Compound interest

Inflation: the evil twin of compound interest

MoneyWeek turns 21 in early November. It has been a busy twenty years. We’ve been through the dotcom bubble, two commodity supercycles, the housing bubble, a once-in-a-century financial crisis, and a once-in-a-century pandemic.

In short, we circled the block longer than a traffic cop in London. But one thing we haven’t experienced yet: bad inflation. I wonder if we will now.

Inflation not so transient

John details why we’re concerned in this week’s magazine, but the bottom line (which is rapidly increasing) is that all the signs are there. The massive printing of money, which this time goes directly into the system rather than plugging holes in banks’ balance sheets as in 2008-2009. Supply bottlenecks, skills shortages and rising commodity prices – a combination that points to a wage-price spiral. And, last but not least, central banks and a majority of economists insist that inflation at multi-year highs is transitory. It would be the same central banks and the majority of economists who did not see the financial crisis coming.

It may not be long before we start noticing that the prices of the items we buy on a regular basis go up. We all have our own daily inflation gauges. Mine is the Peppermint Aero. I remember a bar costing me 22p in 1988. Now it sells for 60p. The Bank of England’s inflation calculator, by far the most interesting thing on the website, suggests this is true: £22 in 1988 was £60 in 2020. Prices have almost tripled.

The average annual rate since 1988 is 3.2%, which is not too bad. But apply that for 33 years and watch what happens. Push it up to 5% and silver depreciates much faster. At this rate, £100 shrinks to £36 in 20 years. Inflation is the evil twin of compound interest.

So keep an eye out for your favorite brand of cereal, chocolate bar or wine. Also beware of “shrinkflation”. Sometimes the price remains the same but the package becomes smaller. I seem to remember the 1988 Aero bar being a bit longer. I couldn’t swear to it, but I know for certain that just a few years ago Cadbury was selling six creme eggs in a pack; now there are five.

Where does all this lead (beyond creme eggs in packs of four)? It is becoming increasingly clear that central banks have no intention of pushing inflation out of the system. They have subtly raised the bar of what they say they need to see or anticipate from inflation before they stop printing money via quantitative easing or raising interest rates. We repeatedly hear that inflation should be temporary, and they will ignore it. They suggest they will tolerate above-target inflation for longer than in the past. This spring, the US Federal Reserve changed its official inflation target from 2% to an “over time” average of 2%. Two weeks ago, the European Central Bank also raised its inflation target. It is now targeting inflation of 2% over the medium term, whereas it previously struggled to keep inflation below but close to 2%.

Interest rates cannot rise

The direction of travel is clear. The goal is to inflate the world’s huge indebtedness – largely caused by central banks keeping interest rates too low for too long, of course. A sharp rise in interest rates would paralyze the global system.
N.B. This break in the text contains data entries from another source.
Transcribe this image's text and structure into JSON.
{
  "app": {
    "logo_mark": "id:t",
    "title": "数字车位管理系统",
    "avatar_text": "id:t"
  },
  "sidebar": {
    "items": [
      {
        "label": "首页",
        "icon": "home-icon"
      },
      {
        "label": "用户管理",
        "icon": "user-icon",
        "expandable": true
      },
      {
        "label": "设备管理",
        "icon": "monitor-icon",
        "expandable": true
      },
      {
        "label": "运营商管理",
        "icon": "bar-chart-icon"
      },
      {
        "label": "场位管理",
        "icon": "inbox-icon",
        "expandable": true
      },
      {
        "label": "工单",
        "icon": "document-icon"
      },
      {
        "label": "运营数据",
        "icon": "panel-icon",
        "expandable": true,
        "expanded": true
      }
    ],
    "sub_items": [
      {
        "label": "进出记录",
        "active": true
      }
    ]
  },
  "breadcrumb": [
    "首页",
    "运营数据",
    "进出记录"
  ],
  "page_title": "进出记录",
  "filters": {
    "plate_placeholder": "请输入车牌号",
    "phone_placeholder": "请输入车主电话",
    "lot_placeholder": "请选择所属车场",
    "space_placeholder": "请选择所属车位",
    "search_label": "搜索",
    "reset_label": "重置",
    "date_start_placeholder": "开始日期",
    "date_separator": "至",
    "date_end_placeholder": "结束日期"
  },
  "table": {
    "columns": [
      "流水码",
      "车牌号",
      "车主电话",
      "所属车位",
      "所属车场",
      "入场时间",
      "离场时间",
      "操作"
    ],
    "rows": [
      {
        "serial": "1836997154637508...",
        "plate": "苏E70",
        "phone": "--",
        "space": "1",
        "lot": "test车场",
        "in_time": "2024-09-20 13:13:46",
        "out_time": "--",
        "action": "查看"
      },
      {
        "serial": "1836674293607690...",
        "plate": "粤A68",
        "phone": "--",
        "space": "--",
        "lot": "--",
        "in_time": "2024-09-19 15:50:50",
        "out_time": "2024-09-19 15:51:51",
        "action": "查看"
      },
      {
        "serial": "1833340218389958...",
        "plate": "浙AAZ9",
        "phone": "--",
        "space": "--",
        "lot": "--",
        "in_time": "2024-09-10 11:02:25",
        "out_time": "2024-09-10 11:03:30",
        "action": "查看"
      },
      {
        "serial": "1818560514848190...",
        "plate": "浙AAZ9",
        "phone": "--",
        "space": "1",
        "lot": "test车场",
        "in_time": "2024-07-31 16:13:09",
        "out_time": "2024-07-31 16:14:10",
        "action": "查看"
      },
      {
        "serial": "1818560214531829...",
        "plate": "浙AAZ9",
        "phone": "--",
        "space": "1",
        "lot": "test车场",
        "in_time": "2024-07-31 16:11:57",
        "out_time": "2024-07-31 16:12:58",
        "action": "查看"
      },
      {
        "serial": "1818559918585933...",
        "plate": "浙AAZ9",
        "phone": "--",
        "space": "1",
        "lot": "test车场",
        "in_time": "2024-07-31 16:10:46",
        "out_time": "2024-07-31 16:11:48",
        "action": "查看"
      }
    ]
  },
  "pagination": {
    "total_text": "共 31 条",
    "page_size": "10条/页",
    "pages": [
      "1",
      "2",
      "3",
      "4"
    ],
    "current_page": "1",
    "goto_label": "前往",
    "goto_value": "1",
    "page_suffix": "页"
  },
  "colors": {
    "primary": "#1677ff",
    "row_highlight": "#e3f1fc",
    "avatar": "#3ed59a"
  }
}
Bond yields remain historically low as investors apparently assume that the disinflationary environment of the past 40 years will last indefinitely. And central banks have been buying up much of the bond market with printed money, which is also keeping yields low. The result ? We are in years of below inflation returns, which is great news for gold. If rates end up rising in an environment of out-of-control inflation, that will also benefit. I’m going to top up my gold today – as soon as I finish my 60p Aero.